Being the technogeek that I am, I have a WinTV card hooked into my now-ancient (circa 2001) IBM NetVista PC, which is also hooked up to this newfangled Google Cube USB radio device I got as a tchotchke at a recent Google-in-a-Box seminar here in Austin.
I use the NetVista as a glorified computer-ish TV set so that I can monitor breaking news from CNBC (have I ever mentioned I'm also a newsgeek?)
I bring all this up because this week I've been closely monitoring both CNBC and CNN this week to get a read on their breaking CES and Macworld coverage.
However, every time I start to see the beginning of a report from the floor of CES, the reporter is mid-sentence interviewing or doing a standup when the signal is interrupted and they go off the air, forcing the anchors to scramble and try to recover and pick up the ball.
When it happened once, I figured it was a simple technical glitch.

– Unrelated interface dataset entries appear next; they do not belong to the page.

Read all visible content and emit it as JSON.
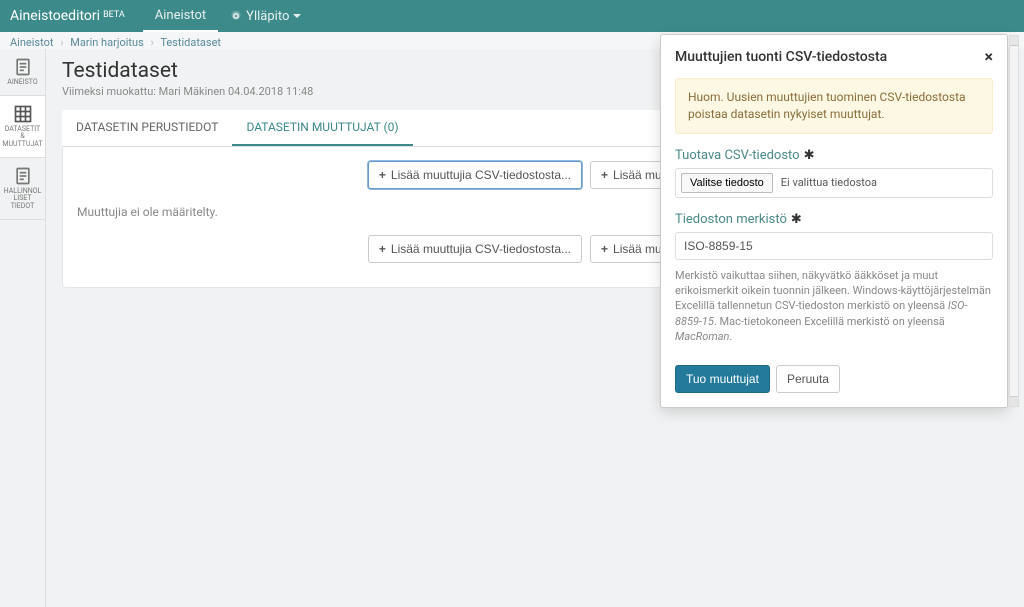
{
  "navbar": {
    "brand": "Aineistoeditori",
    "brand_badge": "BETA",
    "link_aineistot": "Aineistot",
    "link_yllapito": "Ylläpito"
  },
  "breadcrumb": {
    "level1": "Aineistot",
    "level2": "Marin harjoitus",
    "level3": "Testidataset"
  },
  "sidebar": {
    "item1": "AINEISTO",
    "item2": "DATASETIT & MUUTTUJAT",
    "item3": "HALLINNOLLISET TIEDOT"
  },
  "page": {
    "title": "Testidataset",
    "subtitle": "Viimeksi muokattu: Mari Mäkinen 04.04.2018 11:48"
  },
  "tabs": {
    "tab1": "DATASETIN PERUSTIEDOT",
    "tab2": "DATASETIN MUUTTUJAT (0)"
  },
  "content": {
    "btn_import_csv": "Lisää muuttujia CSV-tiedostosta...",
    "btn_add_var": "Lisää muuttuja",
    "empty": "Muuttujia ei ole määritelty."
  },
  "modal": {
    "title": "Muuttujien tuonti CSV-tiedostosta",
    "warning": "Huom. Uusien muuttujien tuominen CSV-tiedostosta poistaa datasetin nykyiset muuttujat.",
    "file_label": "Tuotava CSV-tiedosto",
    "file_button": "Valitse tiedosto",
    "file_status": "Ei valittua tiedostoa",
    "encoding_label": "Tiedoston merkistö",
    "encoding_value": "ISO-8859-15",
    "help_1": "Merkistö vaikuttaa siihen, näkyvätkö ääkköset ja muut erikoismerkit oikein tuonnin jälkeen. Windows-käyttöjärjestelmän Excelillä tallennetun CSV-tiedoston merkistö on yleensä ",
    "help_em1": "ISO-8859-15",
    "help_2": ". Mac-tietokoneen Excelillä merkistö on yleensä ",
    "help_em2": "MacRoman",
    "help_3": ".",
    "submit": "Tuo muuttujat",
    "cancel": "Peruuta"
  }
}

However, now that it's happened several times and on more than one network, I'm starting to come to the conclusion that it's a curse.
Does the grand irony of this strike anyone other than me?

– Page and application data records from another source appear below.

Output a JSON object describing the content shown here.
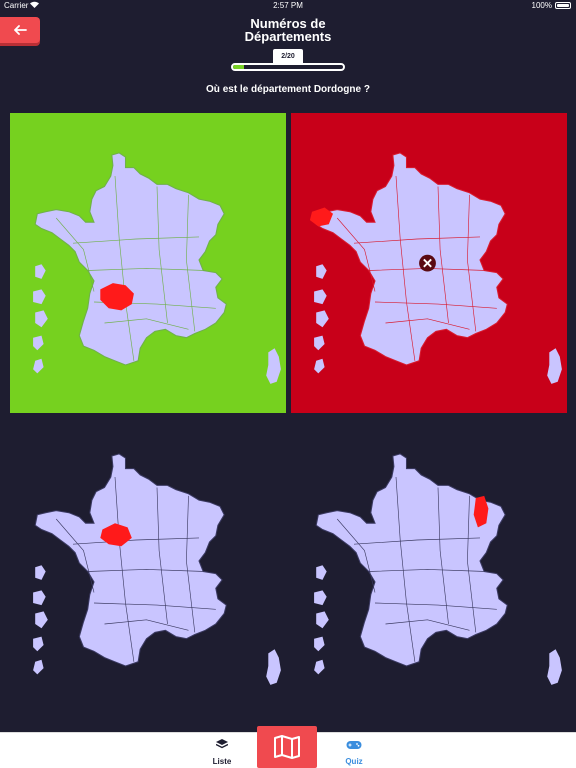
{
  "status_bar": {
    "carrier": "Carrier",
    "time": "2:57 PM",
    "battery": "100%"
  },
  "header": {
    "title_line1": "Numéros de",
    "title_line2": "Départements",
    "counter": "2/20",
    "progress": 0.1
  },
  "question": "Où est le département Dordogne ?",
  "tiles": [
    {
      "state": "correct",
      "background": "#76d11f",
      "highlight": "Dordogne"
    },
    {
      "state": "wrong",
      "background": "#c80019",
      "highlight": "Finistère"
    },
    {
      "state": "neutral",
      "background": "#1e1d30",
      "highlight": "Sarthe"
    },
    {
      "state": "neutral",
      "background": "#1e1d30",
      "highlight": "Meuse"
    }
  ],
  "colors": {
    "map_fill": "#c9c5ff",
    "highlight": "#ff1a1a",
    "accent": "#f04a4f"
  },
  "tab_bar": {
    "liste_label": "Liste",
    "quiz_label": "Quiz",
    "liste_icon": "layers-icon",
    "map_icon": "map-icon",
    "quiz_icon": "gamepad-icon"
  }
}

Here we are, at one of the world's most high-tech consumer electronics pavillions, in the midst of a massive convergence between the computer, the TV, and the Internets, and the cable TV companies can't get their broadcast signal out of the building.

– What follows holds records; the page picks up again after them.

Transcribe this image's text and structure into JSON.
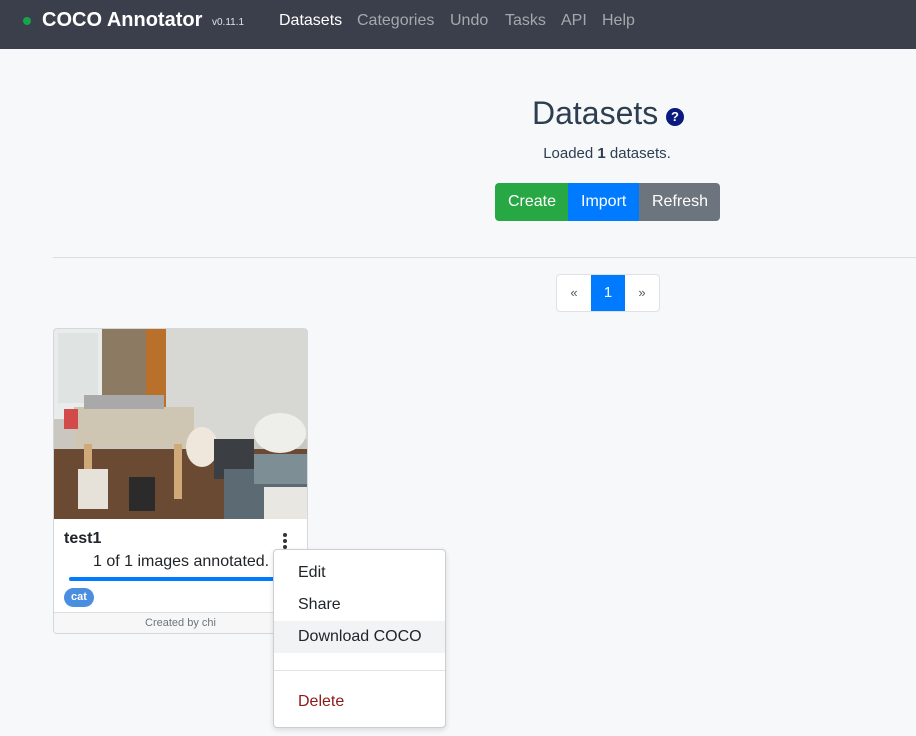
{
  "navbar": {
    "brand": "COCO Annotator",
    "version": "v0.11.1",
    "items": [
      "Datasets",
      "Categories",
      "Undo",
      "Tasks",
      "API",
      "Help"
    ],
    "active": "Datasets"
  },
  "page": {
    "title": "Datasets",
    "help_icon": "?",
    "loaded_prefix": "Loaded ",
    "loaded_count": "1",
    "loaded_suffix": " datasets."
  },
  "actions": {
    "create": "Create",
    "import": "Import",
    "refresh": "Refresh"
  },
  "pagination": {
    "prev": "«",
    "current": "1",
    "next": "»"
  },
  "dataset": {
    "name": "test1",
    "annotated_text": "1 of 1 images annotated.",
    "progress": 1.0,
    "category": "cat",
    "created_by": "Created by chi"
  },
  "menu": {
    "edit": "Edit",
    "share": "Share",
    "download": "Download COCO",
    "delete": "Delete"
  },
  "colors": {
    "navbar": "#3a3f4b",
    "create": "#28a745",
    "import": "#007bff",
    "refresh": "#6c757d",
    "delete": "#8b1a1a"
  }
}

Is someone trying to send them a message??? Maybe they should consider sending smoke signals???!
The explanations I've witnessed thus far have been that the overwhelming wi-fi signals coming off the floor of the convention center are somehow interfering with (overpowering?) the broadcast signals from the cable news channels.
Thank heavens the blogs are still getting through. See below in another post for some that I've been following this week...meanwhile, if you still like to watch the telly, please pray for the enhanced integrity of the major cable networks' broadcast signals.